“Bumpin’ on Sunset”: Organ + Strings

Thanks to brother Bryan for tipping me to a book that, amazingly, has only been written in the last couple years:  Rock ‘n’ Roll Billboards of the Sunset Strip.  What took so long?  Sadly, most of us music fanatics who live on this side of the Mississippi have never had the opportunity to see these larger-than-life art pieces that announced the arrival of the “important” pop albums of the day.  Author, Robert Landau, points out these billboards (1) were all hand painted – no digital printing in those days – and (2) remained on display for only a month or so before these panels would be whitewashed and painted over.  Because, you know, it’s only popular music and nobody with any serious money would be interested in purchasing these one-off creations.

Rock & Roll BillboardsCollectors Weekly features a very entertaining and informative interview with Landau in its March 10, 2015 edition.  Due to fortuitous timing, Landau’s first billboard photograph would be of The Beatles’ iconic Abbey Road cover – shortly after which Sir Paul would be decapitated at the height of the “Paul is Dead” controversy!  Shrewdly, Capitol Records would decide to leave the bassist beheaded.  Sales, unsurprisingly, would not be harmed.  The vandal with the hacksaw and the only remaining piece of that billboard – Robert Quinn – would finally surface in 2012 to claim a signed hardback copy of Landau’s book.

Paul's HeadIncredibly, no songs appear to have been written about those beloved Sunset Strip billboards – although Brian Auger and Trinity did release a groovy little organ number that I can only guess was inspired by a cruise down Los Angeles’ most famous boulevard:

Brian Auger & Trinity     “Bumpin’ on Sunset”     1969

“Bumpin’ on Sunset” would be issued as the B-side of “What You Gonna Do?” in the UK, US & Spain — except in the Netherlands, curiously, where it served as the A-side of a 45, with Auger and the boys’ take on Lennon & McCartney’s “A Day in the Life” on the reverse.

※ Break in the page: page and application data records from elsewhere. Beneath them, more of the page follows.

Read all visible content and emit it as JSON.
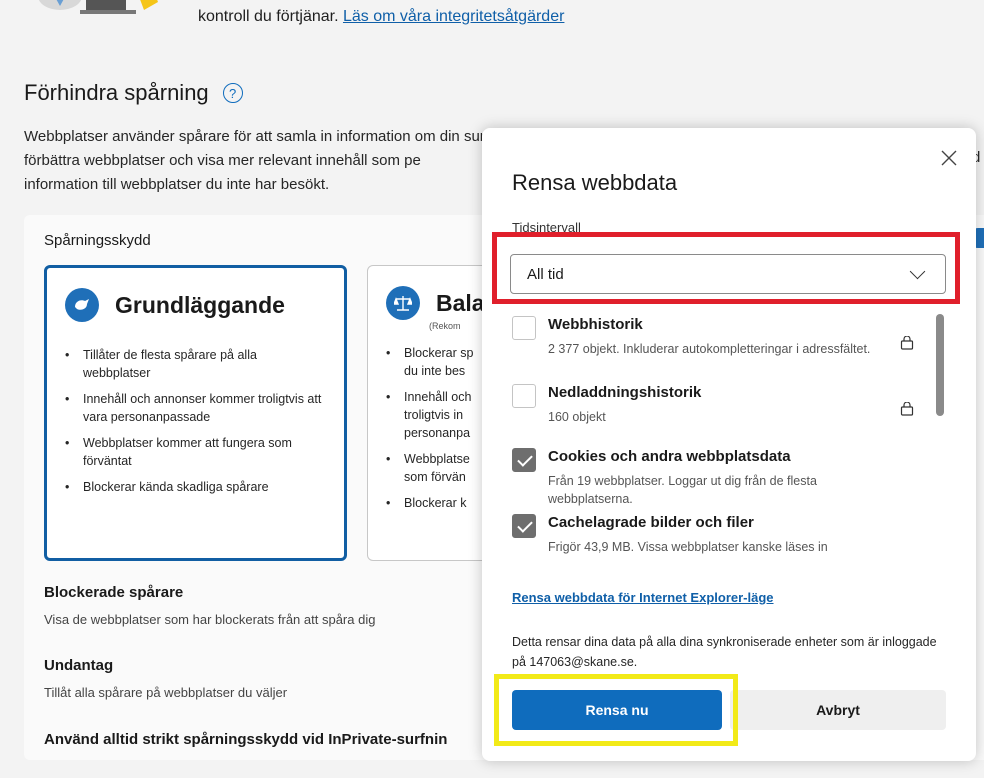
{
  "top_banner": {
    "text": "kontroll du förtjänar.",
    "link": "Läs om våra integritetsåtgärder"
  },
  "section": {
    "title": "Förhindra spårning",
    "help_icon": "question-circle-icon",
    "desc_line1": "Webbplatser använder spårare för att samla in information om din surfning. Webbplatser kan använda denna information i syfte",
    "desc_line2": "förbättra webbplatser och visa mer relevant innehåll som pe",
    "desc_line3": "information till webbplatser du inte har besökt."
  },
  "tracking": {
    "title": "Spårningsskydd",
    "basic": {
      "name": "Grundläggande",
      "icon": "shield-bird-icon",
      "bullets": [
        "Tillåter de flesta spårare på alla webbplatser",
        "Innehåll och annonser kommer troligtvis att vara personanpassade",
        "Webbplatser kommer att fungera som förväntat",
        "Blockerar kända skadliga spårare"
      ]
    },
    "balanced": {
      "name": "Bala",
      "sub": "(Rekom",
      "icon": "scales-icon",
      "bullets": [
        "Blockerar sp du inte bes",
        "Innehåll och troligtvis in personanpa",
        "Webbplatse som förvän",
        "Blockerar k"
      ]
    },
    "blocked_title": "Blockerade spårare",
    "blocked_sub": "Visa de webbplatser som har blockerats från att spåra dig",
    "exceptions_title": "Undantag",
    "exceptions_sub": "Tillåt alla spårare på webbplatser du väljer",
    "strict_title": "Använd alltid strikt spårningsskydd vid InPrivate-surfnin",
    "right_fragment": "d"
  },
  "dialog": {
    "title": "Rensa webbdata",
    "close_icon": "close-icon",
    "range_label": "Tidsintervall",
    "range_value": "All tid",
    "items": [
      {
        "title": "Webbhistorik",
        "desc": "2 377 objekt. Inkluderar autokompletteringar i adressfältet.",
        "checked": false,
        "lock": true
      },
      {
        "title": "Nedladdningshistorik",
        "desc": "160 objekt",
        "checked": false,
        "lock": true
      },
      {
        "title": "Cookies och andra webbplatsdata",
        "desc": "Från 19 webbplatser. Loggar ut dig från de flesta webbplatserna.",
        "checked": true,
        "lock": false
      },
      {
        "title": "Cachelagrade bilder och filer",
        "desc": "Frigör 43,9 MB. Vissa webbplatser kanske läses in",
        "checked": true,
        "lock": false
      }
    ],
    "ie_link": "Rensa webbdata för Internet Explorer-läge",
    "sync_note": "Detta rensar dina data på alla dina synkroniserade enheter som är inloggade på 147063@skane.se.",
    "primary_button": "Rensa nu",
    "secondary_button": "Avbryt"
  },
  "colors": {
    "accent": "#0f6cbd",
    "highlight_red": "#e01f2b",
    "highlight_yellow": "#f2ea18"
  }
}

Note the use of the “Future Shock” typeface for the cover of their 1969 long-player, Definitely What!… — released in the US on Atlantic Records subsidiary label, Atco.